■ Activity: Examine the records and identify each line that includes the string "neformaliojo". Copy those lines.

****************

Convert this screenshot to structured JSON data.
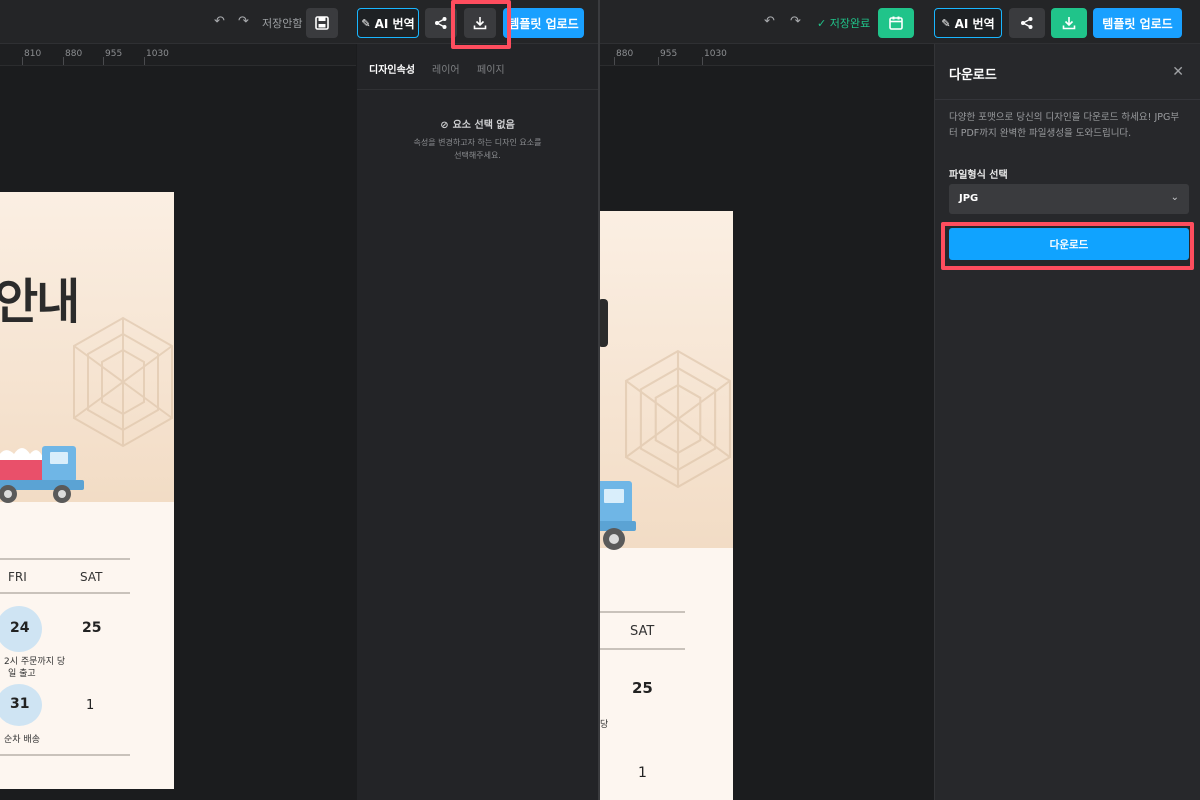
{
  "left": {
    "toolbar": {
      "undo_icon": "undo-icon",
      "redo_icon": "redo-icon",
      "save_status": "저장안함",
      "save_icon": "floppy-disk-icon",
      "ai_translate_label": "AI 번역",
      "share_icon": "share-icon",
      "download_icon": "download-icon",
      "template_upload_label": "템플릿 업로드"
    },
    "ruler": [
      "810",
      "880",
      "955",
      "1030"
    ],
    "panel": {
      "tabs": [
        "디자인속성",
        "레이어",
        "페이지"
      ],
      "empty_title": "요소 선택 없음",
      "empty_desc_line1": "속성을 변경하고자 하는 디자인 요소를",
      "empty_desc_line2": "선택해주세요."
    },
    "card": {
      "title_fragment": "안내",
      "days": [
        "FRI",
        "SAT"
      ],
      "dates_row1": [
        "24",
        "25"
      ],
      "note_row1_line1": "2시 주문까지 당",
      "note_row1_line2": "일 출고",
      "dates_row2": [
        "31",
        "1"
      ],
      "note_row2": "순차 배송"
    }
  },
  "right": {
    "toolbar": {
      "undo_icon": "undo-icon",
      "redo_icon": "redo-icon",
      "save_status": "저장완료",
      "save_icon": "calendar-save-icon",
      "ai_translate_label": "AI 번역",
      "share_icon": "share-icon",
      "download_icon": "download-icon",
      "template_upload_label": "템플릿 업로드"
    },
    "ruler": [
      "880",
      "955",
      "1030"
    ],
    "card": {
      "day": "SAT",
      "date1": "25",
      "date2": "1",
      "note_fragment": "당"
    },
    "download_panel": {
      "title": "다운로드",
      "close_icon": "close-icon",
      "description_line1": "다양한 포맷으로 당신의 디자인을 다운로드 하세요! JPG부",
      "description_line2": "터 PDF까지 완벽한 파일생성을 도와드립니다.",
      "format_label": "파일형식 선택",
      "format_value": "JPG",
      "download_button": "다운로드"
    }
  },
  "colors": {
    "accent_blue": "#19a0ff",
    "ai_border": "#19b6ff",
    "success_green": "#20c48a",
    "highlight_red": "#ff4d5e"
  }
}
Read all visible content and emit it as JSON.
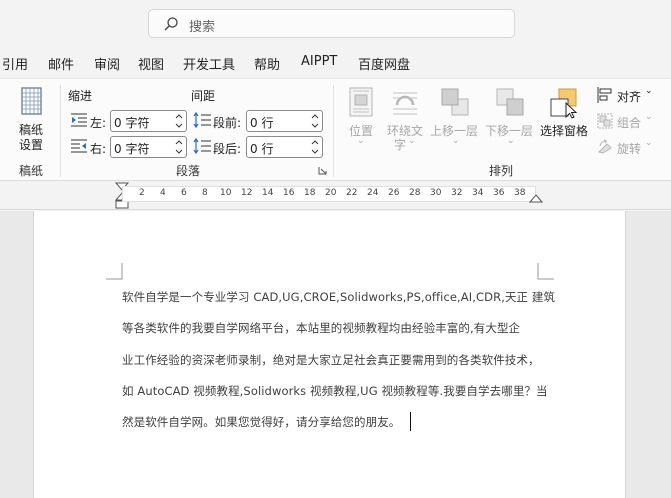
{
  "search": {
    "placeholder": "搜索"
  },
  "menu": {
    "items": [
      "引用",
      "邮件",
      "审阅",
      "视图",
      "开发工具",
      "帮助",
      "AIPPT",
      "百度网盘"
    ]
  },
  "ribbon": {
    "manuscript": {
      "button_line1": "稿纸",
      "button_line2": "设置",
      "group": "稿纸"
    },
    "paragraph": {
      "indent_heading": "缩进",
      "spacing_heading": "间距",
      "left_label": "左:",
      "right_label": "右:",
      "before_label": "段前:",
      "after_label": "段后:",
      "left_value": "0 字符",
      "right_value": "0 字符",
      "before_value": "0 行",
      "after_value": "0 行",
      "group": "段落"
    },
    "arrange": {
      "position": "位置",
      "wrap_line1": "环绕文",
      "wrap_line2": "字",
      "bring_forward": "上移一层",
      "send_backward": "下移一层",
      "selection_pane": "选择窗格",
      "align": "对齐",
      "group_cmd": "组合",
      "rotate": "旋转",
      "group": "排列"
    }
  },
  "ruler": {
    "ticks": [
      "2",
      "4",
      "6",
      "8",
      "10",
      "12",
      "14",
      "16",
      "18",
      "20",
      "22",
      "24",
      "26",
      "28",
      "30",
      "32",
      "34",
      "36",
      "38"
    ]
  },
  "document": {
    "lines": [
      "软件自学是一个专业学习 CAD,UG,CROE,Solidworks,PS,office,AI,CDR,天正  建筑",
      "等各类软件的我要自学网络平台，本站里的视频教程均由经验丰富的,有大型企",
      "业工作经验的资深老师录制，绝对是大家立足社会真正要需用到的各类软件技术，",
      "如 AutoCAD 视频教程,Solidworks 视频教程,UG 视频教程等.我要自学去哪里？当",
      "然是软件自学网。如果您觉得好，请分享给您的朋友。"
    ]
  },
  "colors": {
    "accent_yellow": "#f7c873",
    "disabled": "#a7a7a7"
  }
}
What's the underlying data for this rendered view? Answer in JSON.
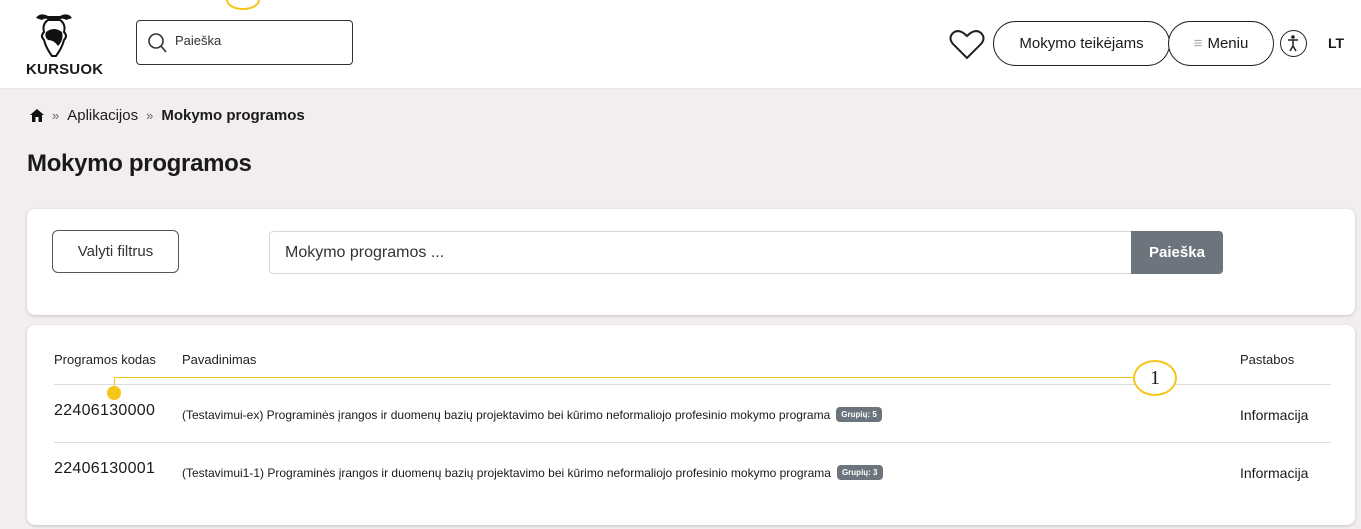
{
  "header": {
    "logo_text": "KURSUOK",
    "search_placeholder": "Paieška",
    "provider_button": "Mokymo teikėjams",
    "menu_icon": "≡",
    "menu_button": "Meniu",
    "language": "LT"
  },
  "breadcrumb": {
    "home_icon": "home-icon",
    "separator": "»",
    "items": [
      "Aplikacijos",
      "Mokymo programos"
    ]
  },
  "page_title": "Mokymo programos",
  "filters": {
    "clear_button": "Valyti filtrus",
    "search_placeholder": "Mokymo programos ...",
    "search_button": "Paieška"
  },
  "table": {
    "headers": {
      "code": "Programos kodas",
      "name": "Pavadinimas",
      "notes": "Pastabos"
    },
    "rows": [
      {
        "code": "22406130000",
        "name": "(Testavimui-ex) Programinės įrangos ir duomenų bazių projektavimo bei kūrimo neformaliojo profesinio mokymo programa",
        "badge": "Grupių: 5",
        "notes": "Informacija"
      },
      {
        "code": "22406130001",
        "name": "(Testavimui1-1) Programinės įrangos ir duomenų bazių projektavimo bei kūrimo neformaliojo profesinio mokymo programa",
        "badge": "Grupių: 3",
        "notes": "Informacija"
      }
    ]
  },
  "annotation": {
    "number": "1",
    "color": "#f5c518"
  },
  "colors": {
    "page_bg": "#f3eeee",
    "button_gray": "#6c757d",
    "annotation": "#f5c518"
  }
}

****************

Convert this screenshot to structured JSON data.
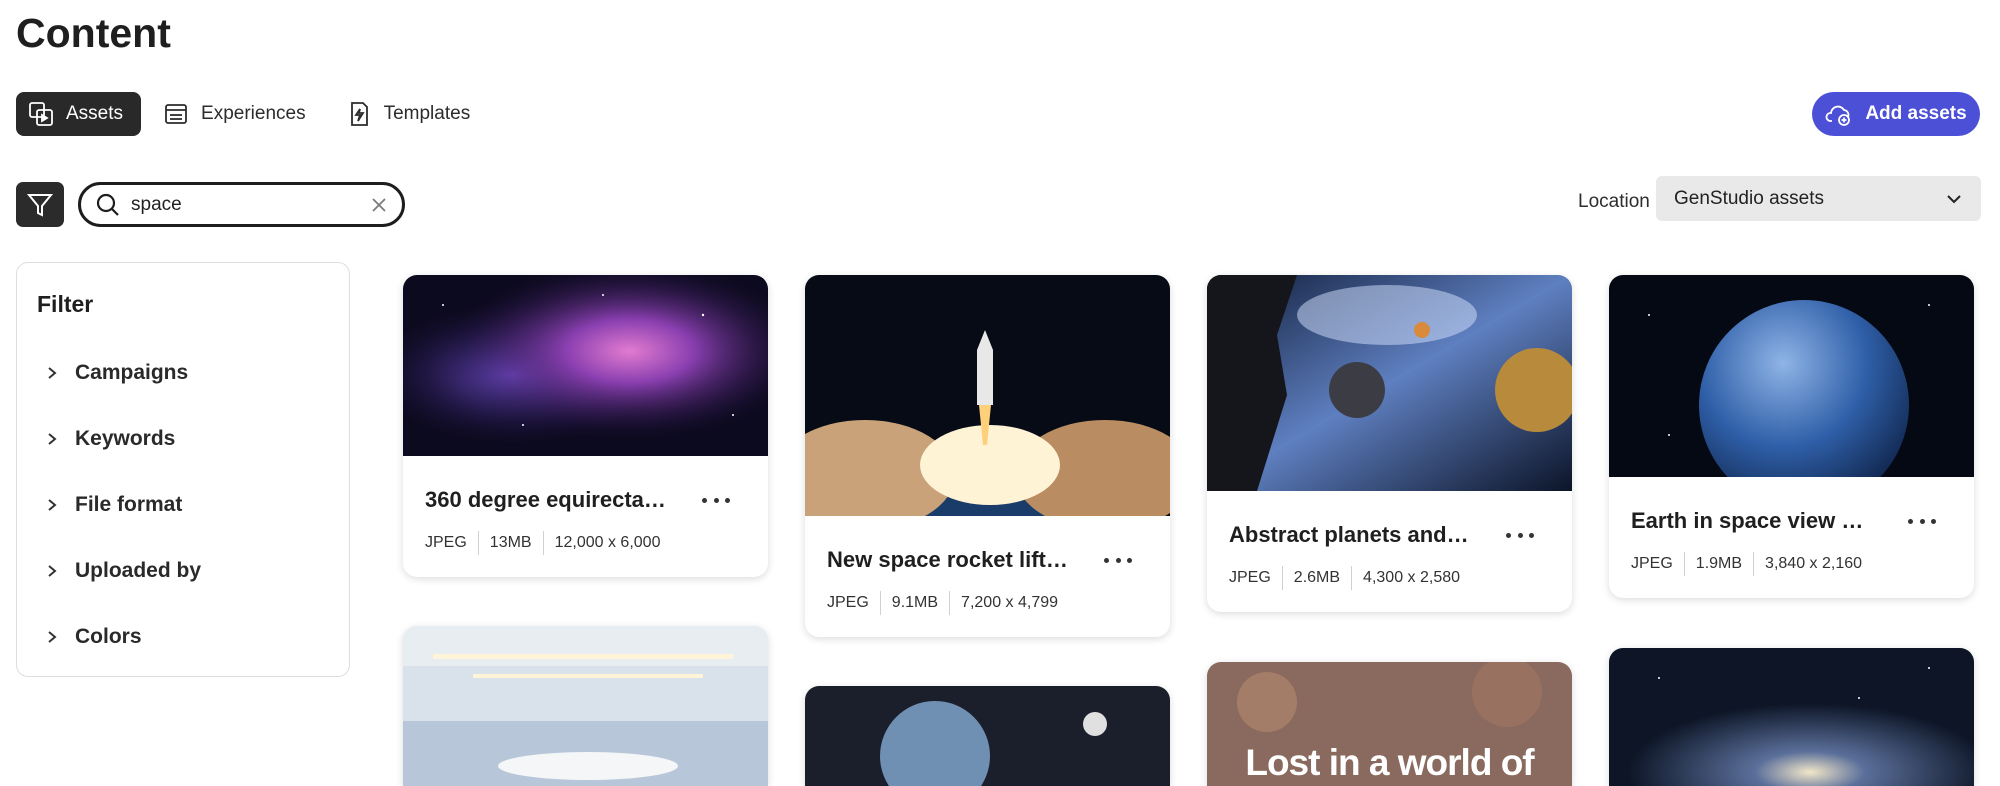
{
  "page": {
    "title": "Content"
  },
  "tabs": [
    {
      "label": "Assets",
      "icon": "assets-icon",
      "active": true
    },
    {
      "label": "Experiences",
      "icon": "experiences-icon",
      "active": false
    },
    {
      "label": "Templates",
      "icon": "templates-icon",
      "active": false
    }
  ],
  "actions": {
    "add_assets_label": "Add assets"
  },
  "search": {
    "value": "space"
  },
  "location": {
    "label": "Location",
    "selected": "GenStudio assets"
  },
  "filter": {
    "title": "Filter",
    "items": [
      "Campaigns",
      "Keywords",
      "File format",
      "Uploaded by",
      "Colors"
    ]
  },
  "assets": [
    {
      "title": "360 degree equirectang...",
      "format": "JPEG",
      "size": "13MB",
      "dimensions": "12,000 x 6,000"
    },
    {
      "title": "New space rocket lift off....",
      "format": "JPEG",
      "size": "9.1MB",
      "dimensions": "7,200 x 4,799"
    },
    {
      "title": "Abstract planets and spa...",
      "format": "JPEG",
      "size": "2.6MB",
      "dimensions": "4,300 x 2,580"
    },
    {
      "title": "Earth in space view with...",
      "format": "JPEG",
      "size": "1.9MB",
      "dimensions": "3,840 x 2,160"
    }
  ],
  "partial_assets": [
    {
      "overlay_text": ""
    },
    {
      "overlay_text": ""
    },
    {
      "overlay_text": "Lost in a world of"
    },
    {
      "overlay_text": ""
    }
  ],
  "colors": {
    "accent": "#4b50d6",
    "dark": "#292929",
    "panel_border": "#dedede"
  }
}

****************

■ Exercise solution:
        "name": "(Testavimui-ex) Programinės įrangos ir duomenų bazių projektavimo bei kūrimo neformaliojo profesinio mokymo programa",
        "name": "(Testavimui1-1) Programinės įrangos ir duomenų bazių projektavimo bei kūrimo neformaliojo profesinio mokymo programa",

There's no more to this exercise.